Bed bugs are parasitic, meaning they feed off the blood of humans. These tiny, reddish-brown insects cause large welts where they bite you. However, they do not transmit diseases, but instead cause psychological trauma to those most vulnerable.
Bed bugs also create a lot of problems for businesses. For example, even the smallest of infestations can cause a hotel to close for weeks. It can be months before an apartment complex recovers from having bed bugs in just one unit.
What Winter Pests Are the Worst in Arlington?
Mice are sometimes confused with juvenile roof rats. However, mice are smaller and have large ears.
Also, mice nesting locations can be anywhere. Conversely, roof rats prefer to make their home in elevated places, away from predators.
Mice have between a 19-21 day gestation period. A typical litter will be anywhere between three and 14 pups. In addition, the female can have from five to 10 liters per year.
This staggering reproductive rate often makes mice challenging to control. It becomes worse in the absence of natural predators like snakes, birds, and small mammals.
What Spring Pests Are the Worst in Arlington?
The warm spring months bring with them drain flies. These small furry fliers lay their eggs in the sludge build-up at the bottom of sink drains. In addition, you can find them in showers and at the openings of sewer lines.

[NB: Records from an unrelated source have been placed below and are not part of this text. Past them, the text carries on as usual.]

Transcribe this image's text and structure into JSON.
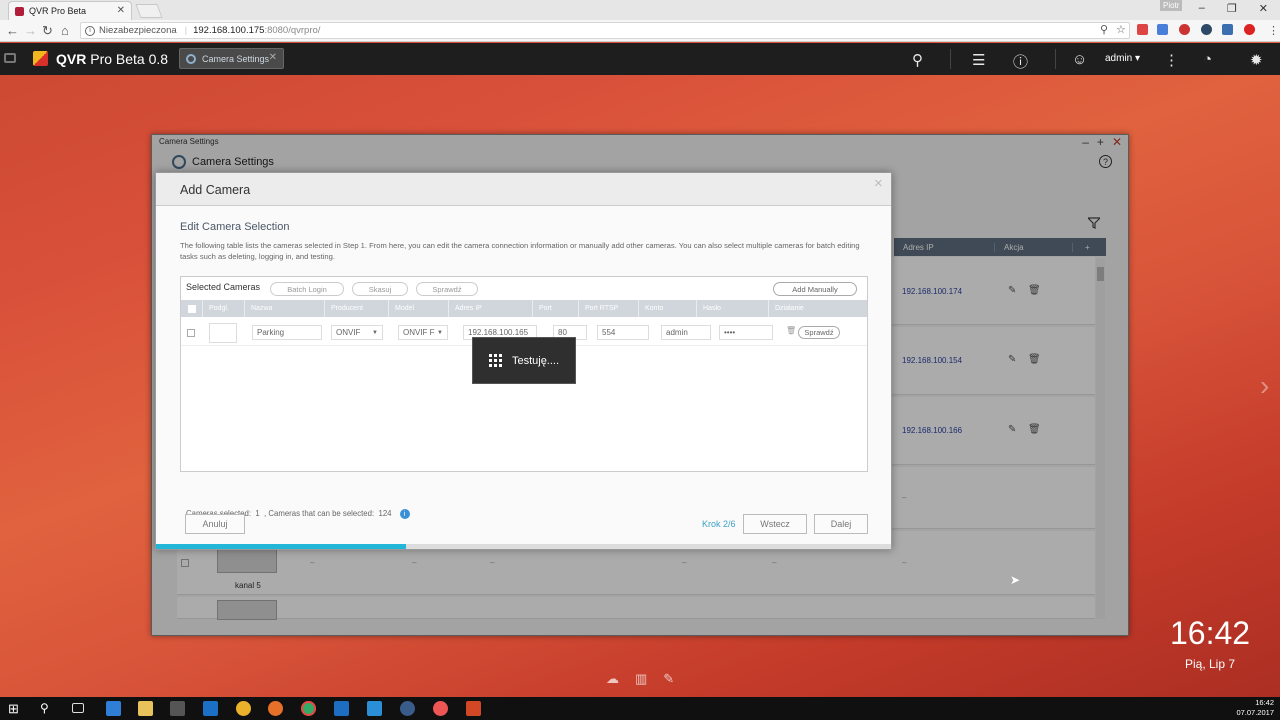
{
  "browser": {
    "tab_title": "QVR Pro Beta",
    "tab_close": "✕",
    "window_tag": "Piotr",
    "security_label": "Niezabezpieczona",
    "url_host": "192.168.100.175",
    "url_path": ":8080/qvrpro/"
  },
  "app": {
    "title_bold": "QVR",
    "title_rest": " Pro Beta 0.8",
    "open_tab": "Camera Settings",
    "user": "admin ▾"
  },
  "camera_settings": {
    "window_title": "Camera Settings",
    "header": "Camera Settings",
    "table_headers": [
      "Adres IP",
      "Akcja",
      "+"
    ],
    "rows": [
      {
        "ip": "192.168.100.174"
      },
      {
        "ip": "192.168.100.154"
      },
      {
        "ip": "192.168.100.166"
      }
    ],
    "row5_label": "kanal 5",
    "dash": "–"
  },
  "dialog": {
    "title": "Add Camera",
    "subtitle": "Edit Camera Selection",
    "description": "The following table lists the cameras selected in Step 1. From here, you can edit the camera connection information or manually add other cameras. You can also select multiple cameras for batch editing tasks such as deleting, logging in, and testing.",
    "selected_title": "Selected Cameras",
    "btn_batch_login": "Batch Login",
    "btn_delete": "Skasuj",
    "btn_check": "Sprawdź",
    "btn_add_manually": "Add Manually",
    "columns": [
      "Podgl.",
      "Nazwa",
      "Producent",
      "Model",
      "Adres IP",
      "Port",
      "Port RTSP",
      "Konto",
      "Hasło",
      "Działanie"
    ],
    "camera": {
      "name": "Parking",
      "manufacturer": "ONVIF",
      "model": "ONVIF F",
      "ip": "192.168.100.165",
      "port": "80",
      "rtsp": "554",
      "account": "admin",
      "password": "••••",
      "action": "Sprawdź"
    },
    "counts_prefix": "Cameras selected:",
    "counts_selected": "1",
    "counts_mid": ", Cameras that can be selected:",
    "counts_available": "124",
    "btn_cancel": "Anuluj",
    "step": "Krok 2/6",
    "btn_back": "Wstecz",
    "btn_next": "Dalej",
    "progress": 0.34
  },
  "testing": {
    "label": "Testuję...."
  },
  "desktop": {
    "clock": "16:42",
    "date": "Pią, Lip 7"
  },
  "taskbar": {
    "time": "16:42",
    "date": "07.07.2017"
  },
  "colors": {
    "accent": "#22b7d9",
    "header_bg": "#1e1e1e",
    "table_header": "#5e6f80",
    "ip_link": "#2a3fa0"
  }
}
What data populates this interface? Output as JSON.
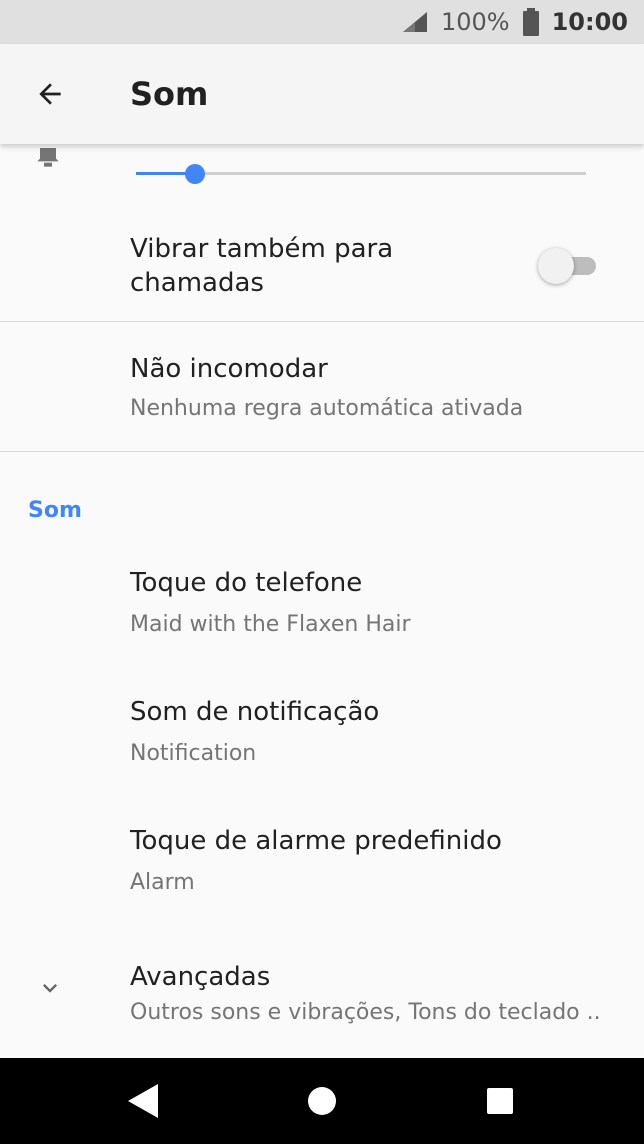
{
  "status_bar": {
    "signal_icon": "cell-signal-icon",
    "battery_percent": "100%",
    "battery_icon": "battery-icon",
    "time": "10:00"
  },
  "app_bar": {
    "back_icon": "arrow-back-icon",
    "title": "Som"
  },
  "ring_volume": {
    "icon": "bell-icon",
    "level": 0.13,
    "accent_color": "#4285f4"
  },
  "vibrate": {
    "label": "Vibrar também para chamadas",
    "enabled": false
  },
  "do_not_disturb": {
    "title": "Não incomodar",
    "summary": "Nenhuma regra automática ativada"
  },
  "sound_section": {
    "header": "Som",
    "items": [
      {
        "title": "Toque do telefone",
        "summary": "Maid with the Flaxen Hair"
      },
      {
        "title": "Som de notificação",
        "summary": "Notification"
      },
      {
        "title": "Toque de alarme predefinido",
        "summary": "Alarm"
      }
    ]
  },
  "advanced": {
    "icon": "chevron-down-icon",
    "title": "Avançadas",
    "summary": "Outros sons e vibrações, Tons do teclado .."
  },
  "nav_bar": {
    "back": "nav-back-icon",
    "home": "nav-home-icon",
    "recents": "nav-recents-icon"
  }
}
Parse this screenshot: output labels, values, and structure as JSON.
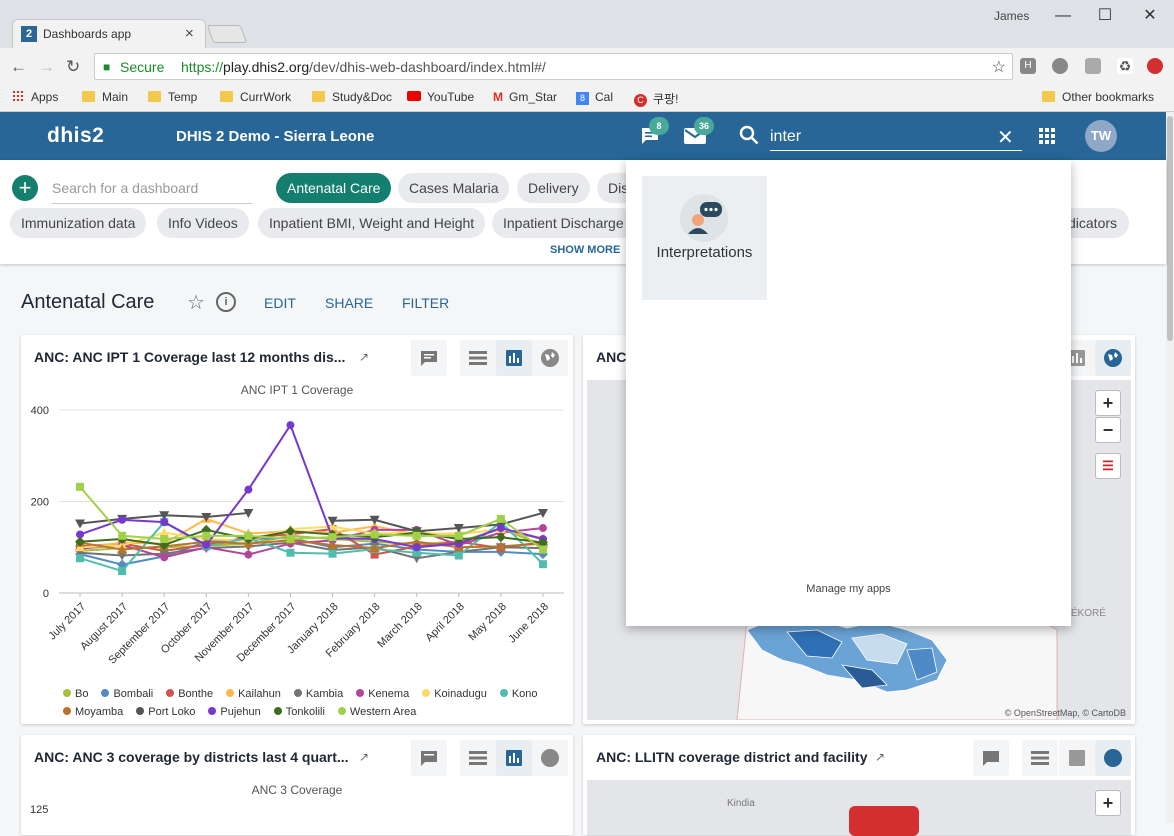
{
  "browser": {
    "tab_title": "Dashboards app",
    "tab_icon_text": "2",
    "user": "James",
    "secure_label": "Secure",
    "url_scheme": "https://",
    "url_host": "play.dhis2.org",
    "url_path": "/dev/dhis-web-dashboard/index.html#/",
    "bookmarks": [
      "Apps",
      "Main",
      "Temp",
      "CurrWork",
      "Study&Doc",
      "YouTube",
      "Gm_Star",
      "Cal",
      "쿠팡!"
    ],
    "other_bookmarks": "Other bookmarks"
  },
  "header": {
    "logo": "dhis2",
    "title": "DHIS 2 Demo - Sierra Leone",
    "interpretations_count": "8",
    "messages_count": "36",
    "search_value": "inter",
    "avatar": "TW"
  },
  "dashbar": {
    "search_placeholder": "Search for a dashboard",
    "chips_row1": [
      "Antenatal Care",
      "Cases Malaria",
      "Delivery",
      "Dis"
    ],
    "chips_row2": [
      "Immunization data",
      "Info Videos",
      "Inpatient BMI, Weight and Height",
      "Inpatient Discharge"
    ],
    "chip_right": "dicators",
    "show_more": "SHOW MORE"
  },
  "dashboard": {
    "title": "Antenatal Care",
    "info": "i",
    "actions": {
      "edit": "EDIT",
      "share": "SHARE",
      "filter": "FILTER"
    }
  },
  "items": [
    {
      "title": "ANC: ANC IPT 1 Coverage last 12 months dis...",
      "subtitle": "ANC IPT 1 Coverage"
    },
    {
      "title": "ANC"
    },
    {
      "title": "ANC: ANC 3 coverage by districts last 4 quart...",
      "subtitle": "ANC 3 Coverage",
      "ytick": "125"
    },
    {
      "title": "ANC: LLITN coverage district and facility"
    }
  ],
  "map": {
    "attribution": "© OpenStreetMap, © CartoDB",
    "label_kerekore": "ÉRÉKORÉ",
    "label_kindia": "Kindia"
  },
  "popup": {
    "app_name": "Interpretations",
    "manage": "Manage my apps"
  },
  "chart_data": {
    "type": "line",
    "title": "ANC IPT 1 Coverage",
    "ylim": [
      0,
      400
    ],
    "yticks": [
      "0",
      "200",
      "400"
    ],
    "categories": [
      "July 2017",
      "August 2017",
      "September 2017",
      "October 2017",
      "November 2017",
      "December 2017",
      "January 2018",
      "February 2018",
      "March 2018",
      "April 2018",
      "May 2018",
      "June 2018"
    ],
    "series": [
      {
        "name": "Bo",
        "color": "#a9be3b",
        "values": [
          92,
          98,
          100,
          103,
          108,
          125,
          118,
          112,
          107,
          112,
          140,
          105
        ]
      },
      {
        "name": "Bombali",
        "color": "#558cc0",
        "values": [
          85,
          62,
          80,
          112,
          118,
          120,
          100,
          108,
          95,
          90,
          90,
          85
        ]
      },
      {
        "name": "Bonthe",
        "color": "#d1544f",
        "values": [
          102,
          108,
          92,
          105,
          122,
          128,
          140,
          84,
          102,
          112,
          98,
          112
        ]
      },
      {
        "name": "Kailahun",
        "color": "#ffb94a",
        "values": [
          98,
          110,
          108,
          162,
          130,
          135,
          132,
          146,
          128,
          130,
          138,
          118
        ]
      },
      {
        "name": "Kambia",
        "color": "#737373",
        "values": [
          88,
          82,
          86,
          98,
          102,
          110,
          94,
          100,
          76,
          90,
          100,
          98
        ]
      },
      {
        "name": "Kenema",
        "color": "#b4459c",
        "values": [
          97,
          105,
          78,
          100,
          84,
          108,
          115,
          138,
          138,
          105,
          132,
          142
        ]
      },
      {
        "name": "Koinadugu",
        "color": "#ffda64",
        "values": [
          100,
          104,
          132,
          118,
          114,
          140,
          145,
          130,
          132,
          128,
          140,
          120
        ]
      },
      {
        "name": "Kono",
        "color": "#4fbdae",
        "values": [
          76,
          48,
          155,
          102,
          120,
          88,
          86,
          96,
          88,
          82,
          155,
          63
        ]
      },
      {
        "name": "Moyamba",
        "color": "#b9732d",
        "values": [
          110,
          95,
          102,
          112,
          108,
          115,
          105,
          98,
          112,
          100,
          102,
          108
        ]
      },
      {
        "name": "Port Loko",
        "color": "#555555",
        "values": [
          152,
          162,
          170,
          166,
          175,
          null,
          158,
          160,
          135,
          142,
          150,
          175
        ]
      },
      {
        "name": "Pujehun",
        "color": "#7738ce",
        "values": [
          128,
          160,
          155,
          105,
          226,
          367,
          120,
          118,
          100,
          108,
          142,
          118
        ]
      },
      {
        "name": "Tonkolili",
        "color": "#3e6d1e",
        "values": [
          112,
          118,
          105,
          138,
          118,
          135,
          128,
          122,
          132,
          118,
          122,
          110
        ]
      },
      {
        "name": "Western Area",
        "color": "#a1d04b",
        "values": [
          232,
          125,
          118,
          125,
          125,
          118,
          122,
          128,
          125,
          125,
          162,
          95
        ]
      }
    ]
  }
}
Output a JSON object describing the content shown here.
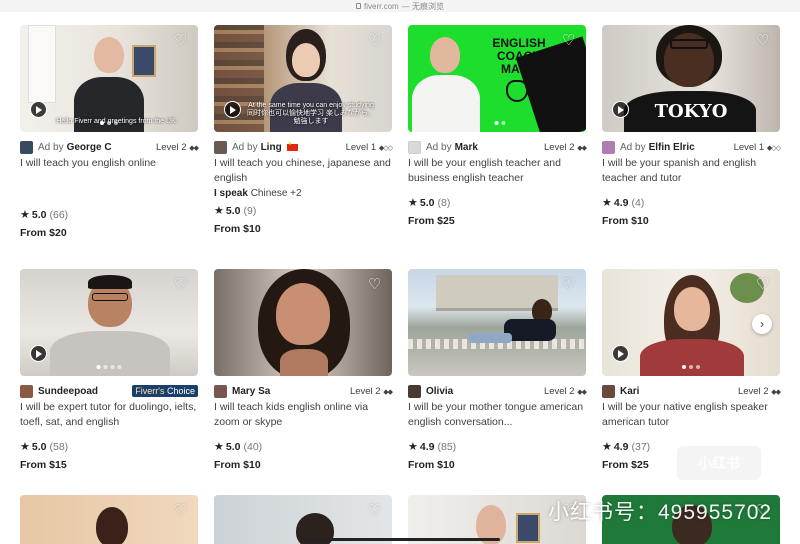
{
  "browser": {
    "address": "fiverr.com",
    "mode": "— 无痕浏览"
  },
  "colors": {
    "green_bg": "#1dde2d",
    "choice_bg": "#1a3f6b",
    "heart": "#ffffff"
  },
  "gigs": [
    {
      "ad_label": "Ad by",
      "seller": "George C",
      "level": "Level 2",
      "level_dots": "◆◆",
      "title": "I will teach you english online",
      "rating": "5.0",
      "count": "(66)",
      "price": "From $20",
      "caption": "Hello Fiverr and greetings from the UK.",
      "has_play": true
    },
    {
      "ad_label": "Ad by",
      "seller": "Ling",
      "level": "Level 1",
      "level_dots": "◆◇◇",
      "title": "I will teach you chinese, japanese and english",
      "speak_label": "I speak",
      "speak_value": "Chinese +2",
      "rating": "5.0",
      "count": "(9)",
      "price": "From $10",
      "caption": "At the same time you can enjoy studying 同时你也可以愉快地学习 楽しみながら、勉強します",
      "has_play": true
    },
    {
      "ad_label": "Ad by",
      "seller": "Mark",
      "level": "Level 2",
      "level_dots": "◆◆",
      "title": "I will be your english teacher and business english teacher",
      "rating": "5.0",
      "count": "(8)",
      "price": "From $25",
      "banner": "ENGLISH COACH MARK"
    },
    {
      "ad_label": "Ad by",
      "seller": "Elfin Elric",
      "level": "Level 1",
      "level_dots": "◆◇◇",
      "title": "I will be your spanish and english teacher and tutor",
      "rating": "4.9",
      "count": "(4)",
      "price": "From $10",
      "shirt_text": "TOKYO",
      "has_play": true
    },
    {
      "seller": "Sundeepoad",
      "badge_prefix": "Fiverr's",
      "badge": "Choice",
      "title": "I will be expert tutor for duolingo, ielts, toefl, sat, and english",
      "rating": "5.0",
      "count": "(58)",
      "price": "From $15",
      "has_play": true
    },
    {
      "seller": "Mary Sa",
      "level": "Level 2",
      "level_dots": "◆◆",
      "title": "I will teach kids english online via zoom or skype",
      "rating": "5.0",
      "count": "(40)",
      "price": "From $10"
    },
    {
      "seller": "Olivia",
      "level": "Level 2",
      "level_dots": "◆◆",
      "title": "I will be your mother tongue american english conversation...",
      "rating": "4.9",
      "count": "(85)",
      "price": "From $10"
    },
    {
      "seller": "Kari",
      "level": "Level 2",
      "level_dots": "◆◆",
      "title": "I will be your native english speaker american tutor",
      "rating": "4.9",
      "count": "(37)",
      "price": "From $25",
      "has_play": true
    }
  ],
  "watermark": {
    "text": "小红书号：495955702",
    "logo": "小红书"
  },
  "icons": {
    "heart": "heart-icon",
    "play": "play-icon",
    "star": "star-icon",
    "next": "chevron-right-icon",
    "lock": "lock-icon"
  }
}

These flying insects are tiny, measuring less than two millimeters. But the good news is, they’re easy to control. Simply clean out your drains once in a while to prevent them from bothering you.
Silverfish are strange-looking insects that are about ¾ inch long, silver, and have a tapered body. They thrive in humidity between 75 percent and 90 percent. In addition, they’re primarily nocturnal, meaning you’ll usually see them at night.
Silverfish are omnivorous. However, they prefer these food sources:
- Glossy paper
- Dead insects
They become pests by damaging wallpaper and plush furniture coverings. They can also destroy curtains and book bindings, making them a serious threat within temperature-controlled areas like museums and libraries.